In 2009, BRISC petitioned the Scottish Government to ask for the establishment of integrated structures for collecting, analysing and sharing biological data, to inform decision making and benefit biodiversity. This led to the formation of the Scottish Biodiversity Information Forum (SBIF) who were tasked with identifying and actioning issues to improve data flow. SBIF’s initial workshops concluded that the lack of standardisation of data requirements and, particularly in Scotland, geographical gaps in coordination of biological recording are still significant barriers to data flow models.
Public petition PE1229 “..to urge the Scottish Government to establish integrated local and national
structures for collecting, analysing and sharing biological data to inform decisionmaking processes to benefit biodiversity.”
The advances in technology over the last 40 years, which could not have been foreseen in the previous reviews, and the accessibility of information on the internet have provided more opportunities for cooperation and collaboration through raising awareness of what is going on elsewhere and providing the infrastructure able to cope with a national coordinated database. However, it also magnifies the issues and challenges that have always existed but not addressed, along with adding more routes for submission of biological records and more potential data flow models. Therefore, the SBIF Review of the current situation to determine the optimum infrastructure for biological recording in Scotland, particularly in the light of technological advances is timely.
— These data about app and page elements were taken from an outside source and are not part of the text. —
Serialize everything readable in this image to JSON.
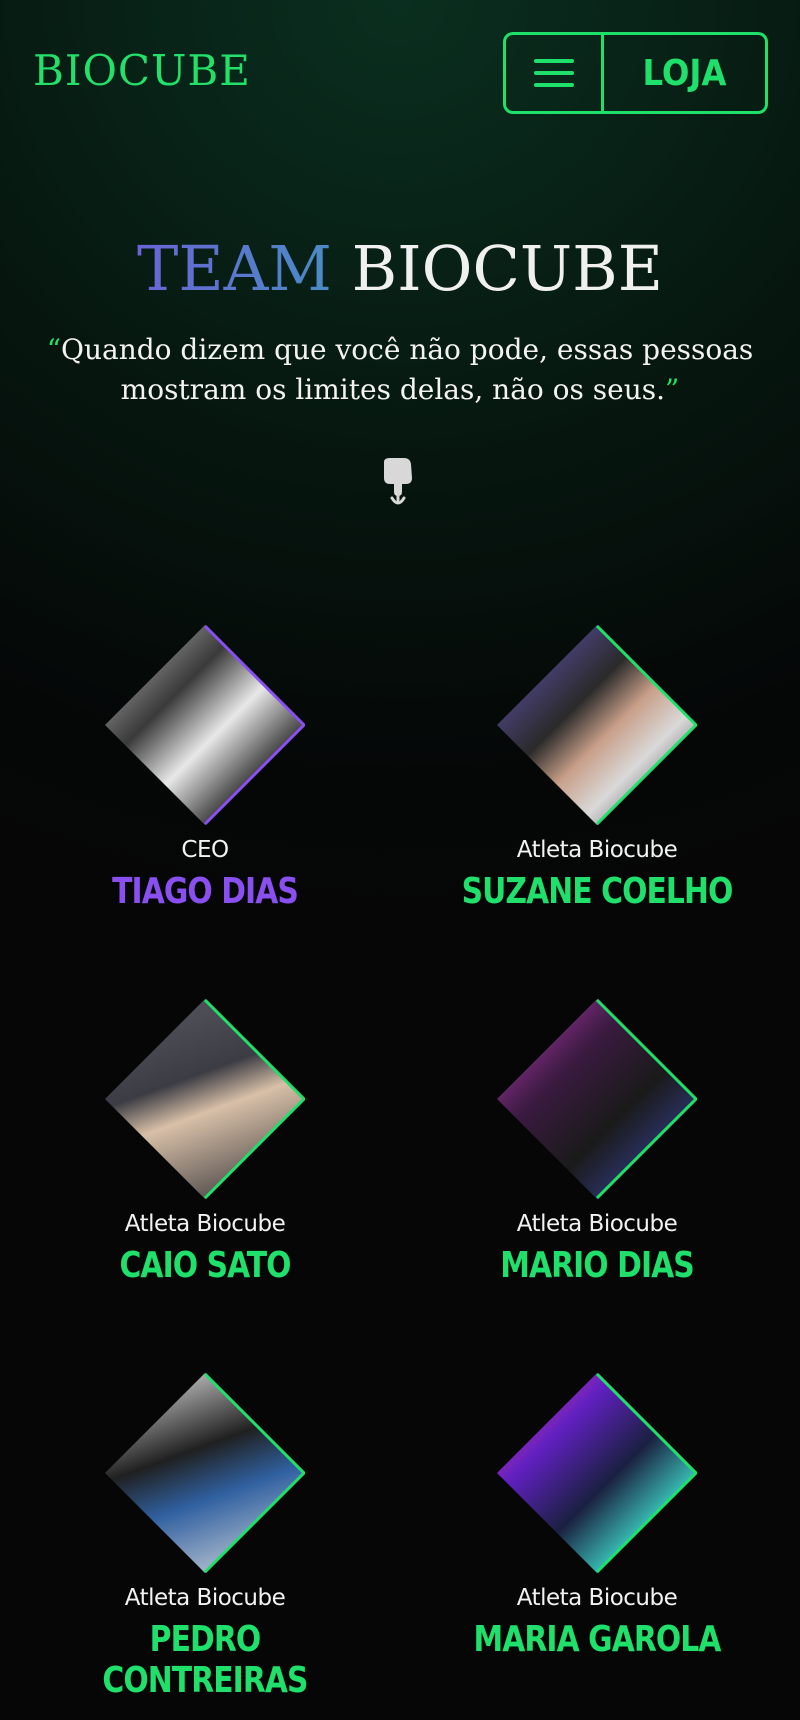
{
  "header": {
    "brand": "BIOCUBE",
    "menu_icon": "hamburger-menu-icon",
    "shop_label": "LOJA"
  },
  "hero": {
    "title_accent": "TEAM",
    "title_main": "BIOCUBE",
    "quote_open": "“",
    "quote_text": "Quando dizem que você não pode, essas pessoas mostram os limites delas, não os seus.",
    "quote_close": "”",
    "scroll_icon": "hand-pointing-down-icon"
  },
  "colors": {
    "accent_green": "#1fe06a",
    "accent_purple": "#8a4ff0",
    "title_gradient_start": "#6a64d6",
    "title_gradient_end": "#4a8cc4"
  },
  "team": [
    {
      "role": "CEO",
      "name": "TIAGO DIAS",
      "accent": "#8a4ff0"
    },
    {
      "role": "Atleta Biocube",
      "name": "SUZANE COELHO",
      "accent": "#1fe06a"
    },
    {
      "role": "Atleta Biocube",
      "name": "CAIO SATO",
      "accent": "#1fe06a"
    },
    {
      "role": "Atleta Biocube",
      "name": "MARIO DIAS",
      "accent": "#1fe06a"
    },
    {
      "role": "Atleta Biocube",
      "name": "PEDRO CONTREIRAS",
      "accent": "#1fe06a"
    },
    {
      "role": "Atleta Biocube",
      "name": "MARIA GAROLA",
      "accent": "#1fe06a"
    }
  ]
}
In undertaking this latest review of biological recording in Scotland, we have learnt from the previous reviews. Specifically, recognising that, as Copp and Harding stated there are “advantages of involving a range of organisations with common interests in biological recording to present the case for improved resources and finance”, hence the extensive questionnaire, interview and workshop process undertaken.
Copp and Harding also noted that “the challenge is to convince all those concerned that by working together we can make maximum use of limited resources”, by bringing a range of individuals and organisations to the workshops, this review has facilitated those discussions and provided the community with ownership of the proposed solutions.
Copp also stated in 1995 that:
“if a re-organisation for improved coordination and accuracy of biological reporting is to be implemented the options necessary to support a business case must be expressed clearly, the necessity for change being spelt out rationally and be defined in specific policies, after the potential roles of participants have been clarified and agreed by the recording community.”
It may have taken 22 years, but this Review aims to do just that.
1 Copp C J T & Harding P T (1985) Biological Recording Forum. Biological Curators Group Special Report No 4
2 Harding P T & Roberts D A (1986) Biological Recording in a Changing Landscape. Proceedings of a seminar and workshop, NFBR Cambridge.
3 Berry R J (1988) Biological Survey: Need & Network. Linnean Society Report, PNL Press